> _AIM OF THE EXERCISE_
Tally the lines of the listing that contain the word "price", then give the total and nothing else.

> _DATA EXTRACTS_

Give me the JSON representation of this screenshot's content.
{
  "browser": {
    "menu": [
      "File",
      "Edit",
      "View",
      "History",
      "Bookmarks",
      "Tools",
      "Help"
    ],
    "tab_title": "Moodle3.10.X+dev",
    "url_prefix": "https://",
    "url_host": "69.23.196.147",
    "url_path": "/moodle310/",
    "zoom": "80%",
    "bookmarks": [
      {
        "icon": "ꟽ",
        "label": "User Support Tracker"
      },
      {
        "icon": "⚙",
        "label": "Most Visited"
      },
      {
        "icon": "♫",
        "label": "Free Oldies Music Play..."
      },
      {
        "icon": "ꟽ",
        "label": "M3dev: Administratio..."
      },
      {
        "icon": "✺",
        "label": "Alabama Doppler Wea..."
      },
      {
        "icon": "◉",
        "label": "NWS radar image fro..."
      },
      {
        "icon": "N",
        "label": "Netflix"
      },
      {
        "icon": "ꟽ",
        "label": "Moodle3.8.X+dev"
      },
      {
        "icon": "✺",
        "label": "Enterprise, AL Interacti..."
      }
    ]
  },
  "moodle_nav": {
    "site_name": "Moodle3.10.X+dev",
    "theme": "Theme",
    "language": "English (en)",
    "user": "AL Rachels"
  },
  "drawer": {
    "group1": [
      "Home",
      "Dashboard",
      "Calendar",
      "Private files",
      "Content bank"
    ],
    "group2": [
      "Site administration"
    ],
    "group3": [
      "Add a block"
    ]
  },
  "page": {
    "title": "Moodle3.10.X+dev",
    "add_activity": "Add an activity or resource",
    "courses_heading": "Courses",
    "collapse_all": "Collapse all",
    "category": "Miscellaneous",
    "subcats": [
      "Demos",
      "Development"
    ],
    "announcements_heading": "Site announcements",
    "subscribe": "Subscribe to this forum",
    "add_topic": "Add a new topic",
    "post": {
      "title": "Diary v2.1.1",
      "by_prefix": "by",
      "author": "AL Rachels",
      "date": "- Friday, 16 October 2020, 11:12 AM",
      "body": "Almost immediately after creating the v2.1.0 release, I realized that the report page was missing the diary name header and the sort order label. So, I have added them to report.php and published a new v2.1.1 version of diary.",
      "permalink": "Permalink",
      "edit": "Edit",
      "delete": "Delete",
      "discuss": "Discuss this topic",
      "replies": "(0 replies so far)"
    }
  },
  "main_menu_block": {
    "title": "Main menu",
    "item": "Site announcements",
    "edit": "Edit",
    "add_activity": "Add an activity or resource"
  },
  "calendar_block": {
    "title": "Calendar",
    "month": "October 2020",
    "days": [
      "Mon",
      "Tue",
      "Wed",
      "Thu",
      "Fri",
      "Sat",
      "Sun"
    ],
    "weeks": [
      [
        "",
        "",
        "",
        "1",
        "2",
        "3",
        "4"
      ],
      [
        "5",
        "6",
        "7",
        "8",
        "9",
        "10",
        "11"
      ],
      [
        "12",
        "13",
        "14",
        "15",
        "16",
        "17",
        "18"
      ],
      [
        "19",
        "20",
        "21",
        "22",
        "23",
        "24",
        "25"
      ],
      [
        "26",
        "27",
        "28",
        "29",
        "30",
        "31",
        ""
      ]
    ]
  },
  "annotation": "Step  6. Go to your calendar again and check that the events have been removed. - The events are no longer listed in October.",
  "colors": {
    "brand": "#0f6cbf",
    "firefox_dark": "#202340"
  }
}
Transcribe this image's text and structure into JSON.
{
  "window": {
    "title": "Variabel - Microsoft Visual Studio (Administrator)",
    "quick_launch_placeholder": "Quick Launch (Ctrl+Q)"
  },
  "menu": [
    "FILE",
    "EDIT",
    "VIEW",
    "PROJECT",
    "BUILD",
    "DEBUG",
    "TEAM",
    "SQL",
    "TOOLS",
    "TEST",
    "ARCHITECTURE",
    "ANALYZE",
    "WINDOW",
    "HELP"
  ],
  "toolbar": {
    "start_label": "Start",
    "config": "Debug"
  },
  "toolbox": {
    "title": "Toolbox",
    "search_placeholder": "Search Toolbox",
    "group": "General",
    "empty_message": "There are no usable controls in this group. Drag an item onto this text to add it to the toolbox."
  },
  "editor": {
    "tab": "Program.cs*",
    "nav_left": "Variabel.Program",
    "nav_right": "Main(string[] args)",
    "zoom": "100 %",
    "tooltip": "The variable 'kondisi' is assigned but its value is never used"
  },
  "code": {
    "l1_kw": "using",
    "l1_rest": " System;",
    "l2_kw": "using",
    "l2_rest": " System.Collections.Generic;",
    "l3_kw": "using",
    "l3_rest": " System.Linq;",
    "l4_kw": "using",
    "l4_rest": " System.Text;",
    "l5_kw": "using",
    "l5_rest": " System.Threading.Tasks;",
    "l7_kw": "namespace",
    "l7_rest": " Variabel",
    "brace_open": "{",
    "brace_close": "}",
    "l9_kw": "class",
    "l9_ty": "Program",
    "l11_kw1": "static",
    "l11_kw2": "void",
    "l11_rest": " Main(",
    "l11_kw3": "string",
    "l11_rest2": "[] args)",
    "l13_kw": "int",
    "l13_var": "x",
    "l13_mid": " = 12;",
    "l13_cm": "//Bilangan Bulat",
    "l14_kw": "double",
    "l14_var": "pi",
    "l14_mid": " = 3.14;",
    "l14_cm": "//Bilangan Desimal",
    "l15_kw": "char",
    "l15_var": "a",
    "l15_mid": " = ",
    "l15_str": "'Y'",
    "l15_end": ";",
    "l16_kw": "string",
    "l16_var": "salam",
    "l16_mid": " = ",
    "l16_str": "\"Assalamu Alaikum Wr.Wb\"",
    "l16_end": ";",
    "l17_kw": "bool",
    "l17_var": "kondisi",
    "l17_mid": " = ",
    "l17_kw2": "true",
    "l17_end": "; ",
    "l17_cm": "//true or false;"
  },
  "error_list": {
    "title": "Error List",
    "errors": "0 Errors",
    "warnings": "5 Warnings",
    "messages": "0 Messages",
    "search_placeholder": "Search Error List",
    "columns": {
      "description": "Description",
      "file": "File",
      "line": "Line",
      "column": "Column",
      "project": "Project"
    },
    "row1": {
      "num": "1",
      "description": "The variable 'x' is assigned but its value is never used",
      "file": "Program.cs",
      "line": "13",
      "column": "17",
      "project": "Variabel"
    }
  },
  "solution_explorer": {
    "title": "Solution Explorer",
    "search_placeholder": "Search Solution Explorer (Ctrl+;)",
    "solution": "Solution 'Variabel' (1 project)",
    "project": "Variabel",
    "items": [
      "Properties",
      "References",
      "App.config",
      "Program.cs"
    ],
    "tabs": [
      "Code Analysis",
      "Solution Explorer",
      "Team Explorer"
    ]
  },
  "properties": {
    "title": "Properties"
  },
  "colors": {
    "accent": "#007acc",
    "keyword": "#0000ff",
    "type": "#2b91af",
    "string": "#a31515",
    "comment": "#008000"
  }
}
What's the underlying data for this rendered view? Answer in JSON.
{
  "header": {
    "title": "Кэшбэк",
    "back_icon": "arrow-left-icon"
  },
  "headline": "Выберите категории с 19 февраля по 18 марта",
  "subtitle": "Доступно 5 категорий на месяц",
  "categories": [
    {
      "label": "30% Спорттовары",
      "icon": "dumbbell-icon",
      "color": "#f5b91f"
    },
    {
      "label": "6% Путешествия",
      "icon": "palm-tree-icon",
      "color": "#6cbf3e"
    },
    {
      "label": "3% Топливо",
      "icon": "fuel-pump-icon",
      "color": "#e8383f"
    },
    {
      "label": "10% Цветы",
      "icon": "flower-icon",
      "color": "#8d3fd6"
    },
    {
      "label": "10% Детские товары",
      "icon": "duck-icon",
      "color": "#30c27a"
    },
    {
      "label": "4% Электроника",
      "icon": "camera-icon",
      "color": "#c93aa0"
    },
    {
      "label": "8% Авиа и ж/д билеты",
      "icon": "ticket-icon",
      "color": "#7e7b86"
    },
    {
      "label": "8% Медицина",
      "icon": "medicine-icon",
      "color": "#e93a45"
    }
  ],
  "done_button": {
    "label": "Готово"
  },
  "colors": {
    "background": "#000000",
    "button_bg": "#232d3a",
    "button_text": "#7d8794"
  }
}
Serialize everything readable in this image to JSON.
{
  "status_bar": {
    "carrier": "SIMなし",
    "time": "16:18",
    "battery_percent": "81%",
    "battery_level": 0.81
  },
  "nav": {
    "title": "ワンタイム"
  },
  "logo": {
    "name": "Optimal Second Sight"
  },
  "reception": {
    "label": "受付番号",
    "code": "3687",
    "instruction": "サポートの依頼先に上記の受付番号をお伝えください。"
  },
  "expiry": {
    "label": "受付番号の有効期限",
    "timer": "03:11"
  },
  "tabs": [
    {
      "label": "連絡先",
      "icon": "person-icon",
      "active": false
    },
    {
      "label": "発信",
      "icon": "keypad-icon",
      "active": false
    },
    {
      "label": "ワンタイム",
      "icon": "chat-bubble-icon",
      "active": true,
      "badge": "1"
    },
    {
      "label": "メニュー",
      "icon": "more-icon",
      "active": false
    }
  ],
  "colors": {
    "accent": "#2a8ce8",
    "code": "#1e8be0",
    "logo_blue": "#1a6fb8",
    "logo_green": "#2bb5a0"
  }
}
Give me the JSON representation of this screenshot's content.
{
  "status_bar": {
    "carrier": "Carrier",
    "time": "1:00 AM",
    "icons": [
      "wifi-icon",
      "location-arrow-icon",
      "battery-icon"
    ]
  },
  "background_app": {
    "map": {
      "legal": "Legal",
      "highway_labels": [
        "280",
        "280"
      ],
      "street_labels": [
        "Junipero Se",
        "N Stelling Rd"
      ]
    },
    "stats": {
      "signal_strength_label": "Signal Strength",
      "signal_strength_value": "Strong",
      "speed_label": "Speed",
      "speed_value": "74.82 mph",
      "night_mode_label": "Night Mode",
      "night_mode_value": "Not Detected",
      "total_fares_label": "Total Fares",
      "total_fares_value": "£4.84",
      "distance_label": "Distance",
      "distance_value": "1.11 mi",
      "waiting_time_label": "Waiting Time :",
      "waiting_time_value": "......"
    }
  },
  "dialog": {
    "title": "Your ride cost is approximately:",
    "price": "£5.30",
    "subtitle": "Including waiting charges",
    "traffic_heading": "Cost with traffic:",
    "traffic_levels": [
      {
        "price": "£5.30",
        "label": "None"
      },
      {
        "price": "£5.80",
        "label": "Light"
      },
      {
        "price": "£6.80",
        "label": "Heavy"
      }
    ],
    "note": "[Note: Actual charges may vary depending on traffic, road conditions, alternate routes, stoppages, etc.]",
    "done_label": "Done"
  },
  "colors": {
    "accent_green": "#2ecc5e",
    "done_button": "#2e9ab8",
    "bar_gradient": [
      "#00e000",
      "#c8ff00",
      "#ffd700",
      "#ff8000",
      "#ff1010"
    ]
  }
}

> _RESPONSE_
4